> [What you need to do]
The word "Grace" may appear in some lines of the data; copy every such line.
************
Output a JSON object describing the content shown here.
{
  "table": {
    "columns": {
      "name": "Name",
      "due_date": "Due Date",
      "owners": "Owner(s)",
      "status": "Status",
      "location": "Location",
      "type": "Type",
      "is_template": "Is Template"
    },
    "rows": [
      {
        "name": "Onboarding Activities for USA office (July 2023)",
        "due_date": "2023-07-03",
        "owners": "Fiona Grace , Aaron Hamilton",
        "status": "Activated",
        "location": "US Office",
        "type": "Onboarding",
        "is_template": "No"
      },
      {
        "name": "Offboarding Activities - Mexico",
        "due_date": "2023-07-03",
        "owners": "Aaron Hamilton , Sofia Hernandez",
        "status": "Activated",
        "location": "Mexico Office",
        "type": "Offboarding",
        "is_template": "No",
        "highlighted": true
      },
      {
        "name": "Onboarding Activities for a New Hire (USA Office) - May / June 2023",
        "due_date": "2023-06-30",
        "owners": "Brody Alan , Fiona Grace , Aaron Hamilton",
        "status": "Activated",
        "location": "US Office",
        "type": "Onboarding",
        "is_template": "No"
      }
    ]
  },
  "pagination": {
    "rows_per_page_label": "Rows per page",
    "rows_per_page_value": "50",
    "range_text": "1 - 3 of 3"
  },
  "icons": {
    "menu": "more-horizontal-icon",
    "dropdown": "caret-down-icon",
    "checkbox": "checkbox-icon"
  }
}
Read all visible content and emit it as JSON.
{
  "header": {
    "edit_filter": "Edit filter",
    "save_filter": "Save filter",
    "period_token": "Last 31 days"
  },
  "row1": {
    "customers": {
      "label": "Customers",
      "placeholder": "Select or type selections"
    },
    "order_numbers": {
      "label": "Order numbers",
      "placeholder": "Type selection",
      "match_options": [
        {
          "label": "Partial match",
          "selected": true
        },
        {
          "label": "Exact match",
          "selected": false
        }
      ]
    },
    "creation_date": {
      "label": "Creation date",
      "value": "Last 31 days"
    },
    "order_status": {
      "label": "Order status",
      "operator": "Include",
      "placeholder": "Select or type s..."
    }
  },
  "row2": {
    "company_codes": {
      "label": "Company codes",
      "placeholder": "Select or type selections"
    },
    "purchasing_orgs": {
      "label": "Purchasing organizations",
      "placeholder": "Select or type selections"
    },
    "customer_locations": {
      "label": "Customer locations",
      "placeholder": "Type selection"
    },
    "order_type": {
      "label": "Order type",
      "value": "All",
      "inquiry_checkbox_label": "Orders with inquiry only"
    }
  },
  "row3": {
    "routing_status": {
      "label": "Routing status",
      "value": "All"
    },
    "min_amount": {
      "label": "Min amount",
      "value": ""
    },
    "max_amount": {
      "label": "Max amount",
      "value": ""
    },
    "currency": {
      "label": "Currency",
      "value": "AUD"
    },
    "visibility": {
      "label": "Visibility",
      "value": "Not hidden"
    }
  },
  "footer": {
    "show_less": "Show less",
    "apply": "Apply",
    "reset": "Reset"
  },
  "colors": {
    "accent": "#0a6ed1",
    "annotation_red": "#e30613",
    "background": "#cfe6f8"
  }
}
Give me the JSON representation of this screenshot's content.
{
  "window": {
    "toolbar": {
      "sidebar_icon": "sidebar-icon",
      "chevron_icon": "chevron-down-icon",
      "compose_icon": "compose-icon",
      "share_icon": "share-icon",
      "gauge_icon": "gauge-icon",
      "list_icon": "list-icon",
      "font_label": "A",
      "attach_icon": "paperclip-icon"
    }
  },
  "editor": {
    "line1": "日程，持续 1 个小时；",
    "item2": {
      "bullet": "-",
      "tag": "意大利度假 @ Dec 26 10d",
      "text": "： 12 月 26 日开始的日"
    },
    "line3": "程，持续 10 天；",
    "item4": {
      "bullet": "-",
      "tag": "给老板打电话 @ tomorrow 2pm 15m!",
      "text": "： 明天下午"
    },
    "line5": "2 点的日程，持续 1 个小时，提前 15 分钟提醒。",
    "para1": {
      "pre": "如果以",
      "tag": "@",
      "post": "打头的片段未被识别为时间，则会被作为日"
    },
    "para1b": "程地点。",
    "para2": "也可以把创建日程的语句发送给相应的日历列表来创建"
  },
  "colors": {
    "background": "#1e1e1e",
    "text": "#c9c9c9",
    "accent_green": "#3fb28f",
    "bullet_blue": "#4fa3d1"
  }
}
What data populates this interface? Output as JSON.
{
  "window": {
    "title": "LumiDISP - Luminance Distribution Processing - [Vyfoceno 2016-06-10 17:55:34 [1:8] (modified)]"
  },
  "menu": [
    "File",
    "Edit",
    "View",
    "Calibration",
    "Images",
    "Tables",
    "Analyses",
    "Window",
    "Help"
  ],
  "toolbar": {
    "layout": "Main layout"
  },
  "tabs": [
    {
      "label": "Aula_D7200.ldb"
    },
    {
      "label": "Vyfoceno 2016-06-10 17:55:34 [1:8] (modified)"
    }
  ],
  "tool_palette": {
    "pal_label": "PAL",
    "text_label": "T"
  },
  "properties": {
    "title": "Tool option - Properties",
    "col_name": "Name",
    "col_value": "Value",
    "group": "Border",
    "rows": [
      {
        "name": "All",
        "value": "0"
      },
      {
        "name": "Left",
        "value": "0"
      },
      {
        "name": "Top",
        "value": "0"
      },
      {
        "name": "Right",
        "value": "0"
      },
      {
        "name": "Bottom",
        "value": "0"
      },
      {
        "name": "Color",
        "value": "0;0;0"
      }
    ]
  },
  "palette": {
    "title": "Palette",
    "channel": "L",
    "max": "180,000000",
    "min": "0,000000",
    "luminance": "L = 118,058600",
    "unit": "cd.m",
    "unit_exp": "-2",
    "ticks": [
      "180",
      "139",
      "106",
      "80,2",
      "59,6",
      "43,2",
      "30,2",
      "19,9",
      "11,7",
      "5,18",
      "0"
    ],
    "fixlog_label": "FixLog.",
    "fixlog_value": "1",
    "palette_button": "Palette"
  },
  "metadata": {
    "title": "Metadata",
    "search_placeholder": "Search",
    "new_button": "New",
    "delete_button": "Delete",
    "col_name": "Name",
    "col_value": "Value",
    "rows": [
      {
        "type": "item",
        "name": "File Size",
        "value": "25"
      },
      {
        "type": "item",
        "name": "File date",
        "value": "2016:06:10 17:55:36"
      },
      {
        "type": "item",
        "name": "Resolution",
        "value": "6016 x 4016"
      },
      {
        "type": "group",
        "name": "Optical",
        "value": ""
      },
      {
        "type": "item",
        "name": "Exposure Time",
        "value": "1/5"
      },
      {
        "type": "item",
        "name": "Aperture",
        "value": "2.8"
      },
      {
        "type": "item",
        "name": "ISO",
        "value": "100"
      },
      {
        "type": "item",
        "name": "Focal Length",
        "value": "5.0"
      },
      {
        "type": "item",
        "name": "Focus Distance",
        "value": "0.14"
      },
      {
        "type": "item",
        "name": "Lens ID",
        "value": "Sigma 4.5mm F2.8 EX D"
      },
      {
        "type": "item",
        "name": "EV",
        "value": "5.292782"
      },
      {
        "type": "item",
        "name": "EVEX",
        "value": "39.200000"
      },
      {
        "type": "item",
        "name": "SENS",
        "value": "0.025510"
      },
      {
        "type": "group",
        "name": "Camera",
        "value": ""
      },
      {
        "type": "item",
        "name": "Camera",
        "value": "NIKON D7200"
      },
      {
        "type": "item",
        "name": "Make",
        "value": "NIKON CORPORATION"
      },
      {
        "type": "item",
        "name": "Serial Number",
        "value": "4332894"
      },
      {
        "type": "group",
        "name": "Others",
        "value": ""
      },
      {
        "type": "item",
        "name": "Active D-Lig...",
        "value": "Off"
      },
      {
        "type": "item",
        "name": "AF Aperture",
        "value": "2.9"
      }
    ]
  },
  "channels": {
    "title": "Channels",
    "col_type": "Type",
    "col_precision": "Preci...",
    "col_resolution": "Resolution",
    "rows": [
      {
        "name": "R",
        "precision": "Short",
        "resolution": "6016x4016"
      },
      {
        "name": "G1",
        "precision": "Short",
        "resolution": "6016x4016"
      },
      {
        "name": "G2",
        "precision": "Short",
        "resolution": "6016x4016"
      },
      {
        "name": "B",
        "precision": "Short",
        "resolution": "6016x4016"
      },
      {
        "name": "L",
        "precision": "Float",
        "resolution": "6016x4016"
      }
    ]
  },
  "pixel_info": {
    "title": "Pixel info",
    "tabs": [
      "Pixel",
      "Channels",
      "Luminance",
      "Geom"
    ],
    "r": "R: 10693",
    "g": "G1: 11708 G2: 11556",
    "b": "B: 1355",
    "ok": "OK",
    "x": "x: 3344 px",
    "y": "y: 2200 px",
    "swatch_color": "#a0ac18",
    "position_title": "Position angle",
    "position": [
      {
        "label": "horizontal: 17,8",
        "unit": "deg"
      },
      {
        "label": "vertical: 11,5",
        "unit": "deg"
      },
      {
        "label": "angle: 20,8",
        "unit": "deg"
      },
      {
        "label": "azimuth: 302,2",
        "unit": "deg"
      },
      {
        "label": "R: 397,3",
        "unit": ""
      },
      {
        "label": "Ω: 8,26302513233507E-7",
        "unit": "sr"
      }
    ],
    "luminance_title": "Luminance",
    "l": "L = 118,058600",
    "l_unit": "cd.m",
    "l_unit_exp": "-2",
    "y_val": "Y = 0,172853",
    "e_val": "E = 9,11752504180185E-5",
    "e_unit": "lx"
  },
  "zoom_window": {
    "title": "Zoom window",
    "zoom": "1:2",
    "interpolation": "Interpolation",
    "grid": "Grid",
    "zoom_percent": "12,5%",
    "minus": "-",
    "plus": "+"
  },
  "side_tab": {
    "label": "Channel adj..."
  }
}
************
> [Finished exercise]
        "owners": "Fiona Grace , Aaron Hamilton",
        "owners": "Brody Alan , Fiona Grace , Aaron Hamilton",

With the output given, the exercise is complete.